• Louisiana has four state-funded pre-kindergarten programs. These state-funded pre-kindergarten programs receive a combined total of nearly $106 million in state funding.

• Tennessee’s Voluntary Pre-Kindergarten program, led by Democratic Gov. Phil Bredesen, has grown into one of the most successful in the country. Bredesen has proposed a $25 million increase that would raise Tennessee’s pre-k spending to an annual $105 million.

But in Mississippi, the best that lawmakers and Gov. Haley Barbour have been able to agree on is spending $3 million for a quality rating system and a child care resource and referral service.

That’s not to suggest that public education didn’t have a pretty good year in 2008 by Mississippi standards. House Bill 513, the education funding bill, didn’t give education advocates everything they sought this year. But in a tight budget year they got full funding for the Mississippi Adequate Education Program, an expansion of incremental pay to 35 years phased in over two years, $7 million for teacher supplies, funding for teacher mentors and for dyslexia screening and $3 million for early childhood education.
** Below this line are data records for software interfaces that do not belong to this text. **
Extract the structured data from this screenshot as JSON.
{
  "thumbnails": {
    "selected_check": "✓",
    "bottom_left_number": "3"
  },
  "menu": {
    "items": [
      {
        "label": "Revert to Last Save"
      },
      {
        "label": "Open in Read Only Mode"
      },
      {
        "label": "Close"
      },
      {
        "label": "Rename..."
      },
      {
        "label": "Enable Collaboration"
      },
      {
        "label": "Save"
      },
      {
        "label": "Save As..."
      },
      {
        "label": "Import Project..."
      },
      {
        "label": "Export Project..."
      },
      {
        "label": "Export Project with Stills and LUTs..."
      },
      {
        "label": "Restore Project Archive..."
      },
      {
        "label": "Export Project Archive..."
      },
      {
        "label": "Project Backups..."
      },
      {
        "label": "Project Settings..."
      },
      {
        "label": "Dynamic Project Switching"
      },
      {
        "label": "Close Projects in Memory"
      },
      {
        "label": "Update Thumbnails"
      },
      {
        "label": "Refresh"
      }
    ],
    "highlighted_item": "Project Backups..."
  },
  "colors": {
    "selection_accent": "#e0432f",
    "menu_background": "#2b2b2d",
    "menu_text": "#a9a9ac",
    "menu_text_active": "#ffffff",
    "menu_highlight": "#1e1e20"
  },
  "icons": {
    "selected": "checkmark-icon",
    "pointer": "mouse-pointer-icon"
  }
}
Barbour and the House leadership have battled over the early childhood education question. Barbour has said that the state can’t afford a mandatory state-funded pre-kindergarten program.

House Education Committee chairman Rep. Cecil Brown, D-Jackson, said Republicans killed a House effort to create a task force to make recommendations about whether a state-funded pre-K program is feasible.

But back in January, Barbour said it was Brown and his House Democratic colleagues that were the roadblocks.

“I proposed $5 million for a pilot program (in 2007) for early childhood education, but Rep. Cecil Brown killed it in the House,” said Barbour. “I proposed $2 million for dyslexia programs last year, but Mr. Brown killed that in conference committees as well. So, while we agree with most of the proposed education reforms, there may be some disagreement over the funding levels because the costs have to be reasonable.”

Partisan politics aside, the biggest obstacle to state-funded pre-kindergarten in Mississippi is fiscal, not philosophical. The state has struggled to provide bare bones funding to the state’s existing K-12 public education system, higher education and the state’s community colleges for years.

But with economic development and an educated workforce now intertwined, how much longer can Mississippi afford not to bring a state-funded pre-kindergarten program forward?

(Contact Perspective Editor Sid Salter at (601) 961-7084 or e-mail Visit his blog at